## Problem to solve
Each of the entries should be retyped precisely as it appears.

## Data records
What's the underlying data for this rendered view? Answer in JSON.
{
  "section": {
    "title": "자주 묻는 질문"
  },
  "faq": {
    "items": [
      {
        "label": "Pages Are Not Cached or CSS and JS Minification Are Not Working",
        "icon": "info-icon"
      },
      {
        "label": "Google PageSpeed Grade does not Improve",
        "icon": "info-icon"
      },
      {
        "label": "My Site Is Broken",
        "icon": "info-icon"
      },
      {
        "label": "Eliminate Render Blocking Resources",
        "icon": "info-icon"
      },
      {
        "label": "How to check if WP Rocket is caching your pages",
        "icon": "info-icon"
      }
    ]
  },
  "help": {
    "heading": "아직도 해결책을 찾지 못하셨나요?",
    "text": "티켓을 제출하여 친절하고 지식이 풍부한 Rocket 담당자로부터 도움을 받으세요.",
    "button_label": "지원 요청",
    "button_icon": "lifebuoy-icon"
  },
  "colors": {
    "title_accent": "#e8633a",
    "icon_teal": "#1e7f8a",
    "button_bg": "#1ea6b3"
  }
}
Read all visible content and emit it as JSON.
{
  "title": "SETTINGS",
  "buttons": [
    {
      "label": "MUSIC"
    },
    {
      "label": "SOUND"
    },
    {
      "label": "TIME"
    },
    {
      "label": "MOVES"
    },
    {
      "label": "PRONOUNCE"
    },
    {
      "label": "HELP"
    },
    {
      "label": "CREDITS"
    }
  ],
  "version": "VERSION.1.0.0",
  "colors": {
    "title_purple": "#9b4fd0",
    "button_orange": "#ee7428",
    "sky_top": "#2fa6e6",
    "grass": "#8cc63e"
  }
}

## Written response
What's the underlying data for this rendered view? Answer in JSON.
{
  "section": {
    "title": "자주 묻는 질문"
  },
  "faq": {
    "items": [
      {
        "label": "Pages Are Not Cached or CSS and JS Minification Are Not Working",
        "icon": "info-icon"
      },
      {
        "label": "Google PageSpeed Grade does not Improve",
        "icon": "info-icon"
      },
      {
        "label": "My Site Is Broken",
        "icon": "info-icon"
      },
      {
        "label": "Eliminate Render Blocking Resources",
        "icon": "info-icon"
      },
      {
        "label": "How to check if WP Rocket is caching your pages",
        "icon": "info-icon"
      }
    ]
  },
  "help": {
    "heading": "아직도 해결책을 찾지 못하셨나요?",
    "text": "티켓을 제출하여 친절하고 지식이 풍부한 Rocket 담당자로부터 도움을 받으세요.",
    "button_label": "지원 요청",
    "button_icon": "lifebuoy-icon"
  },
  "colors": {
    "title_accent": "#e8633a",
    "icon_teal": "#1e7f8a",
    "button_bg": "#1ea6b3"
  }
}
Read all visible content and emit it as JSON.
{
  "title": "SETTINGS",
  "buttons": [
    {
      "label": "MUSIC"
    },
    {
      "label": "SOUND"
    },
    {
      "label": "TIME"
    },
    {
      "label": "MOVES"
    },
    {
      "label": "PRONOUNCE"
    },
    {
      "label": "HELP"
    },
    {
      "label": "CREDITS"
    }
  ],
  "version": "VERSION.1.0.0",
  "colors": {
    "title_purple": "#9b4fd0",
    "button_orange": "#ee7428",
    "sky_top": "#2fa6e6",
    "grass": "#8cc63e"
  }
}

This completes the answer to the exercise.